Recently, China National Petroleum Corp. announced that it delivered 15 tonnes of jatropha oil to help Air China to make biofuel-powered flight tests, scheduled for later this year. And just last year Boeing announced a collaboration with the Qingdao Institute of BioEnergy and Bioprocess Technology (QIBEBT) to establish a joint laboratory to accelerate microalgae-based aviation biofuels research.
This week, the Mozambique information agency announced that a local company headquartered in the UK, exported to the German airline Lufthansa, the first batch of 30 tonnes of jatropha oil produced in the Mozambican province of Manica.
In Brazil, the aircraft manufacturers Boeing and Embraer announced plans to jointly finance a sensitivity analysis to investigate the possibility of producing renewable fuel by air from the Brazilian sugar cane.

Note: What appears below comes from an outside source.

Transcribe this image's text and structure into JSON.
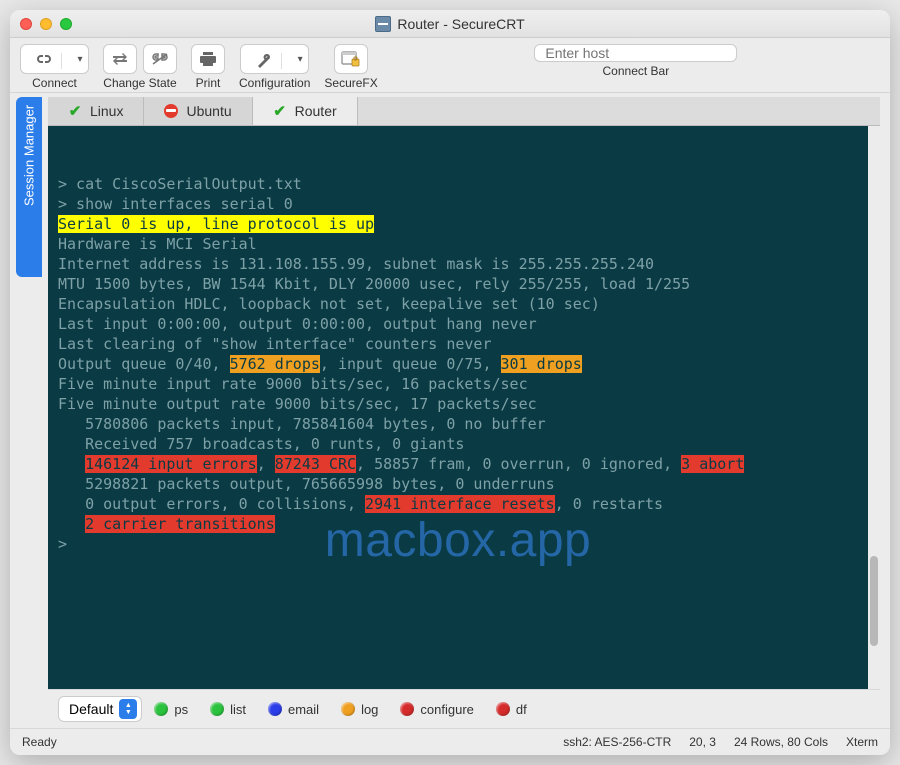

The study will also be financed by the Interamerican Development Bank (IDB), and will evaluate the environmental effects of fuel produced by an international company from sugar cane in Brazil.
However, as shown on our website, history and greater stimulus to accelerate the development of biofuels for aviation occurred in July this year, when the ASTM International announced the approval of its standard fuel Bio-SPK, allowing the use of hydro – treated renewable jet (HRJ) Jet A-1 fuel in commercial aviation.
This has established the feasibility of bio-jet fuels to be mixed at a ratio of 50-50 with Jet A-1 fuel derived from traditional fossil fuels.
Acceptance Challenges For A Large-Scale Bio-Kerosene Aviation
Currently, the biggest challenge for acceptance in a wide range of aviation biofuel is its high cost. Biokerosene delivered last year for the U.S. military to assess the absurd cost of over U.S. $ 70 per gallon.
Of course, these prices have no way to be competitive with fuel derived from traditional sources of hydrocarbons.
However, we all know that processing costs will decrease in direct proportion to the achievement of volume production on a large scale.
As is well known worldwide, both Brazil and the United States have supported the production of biofuel at market values, ??practiced in the form of ethanol. In the case of Brazil derived from sugar cane, in the United States produced from corn.
Even though the production is for ground transportation, the two countries are capable of being leaders in biojetfuels also.
This shows that the technology is in place, the product has been certified and at the end of the day, the Brazilian and American groups are talking about an agricultural product which ideally, depending on where it is planted, can produce one or even two crops per year. Or in the case of algae, double its biomass every day.
With these two and other countries and producers such as Boeing, Airbus and Embraer entered in full speed in the promotion of biojetfuels production, we have plenty of opportunities to see prices fall and the biofuels revolution actually happening in the civil aviation industry and military.
In practice we have a huge, multibillion dollar market for jet fuel open to farmers in both agriculture and aquaculture areas. Opportunities like that cannot be wasted.
By: Dr. Aecio D’Silva, CEO Moura Technologies and Dr. John Kyndt ( Head Scientist of the Renewable Energy Program at Advanced Energy Creations Lab)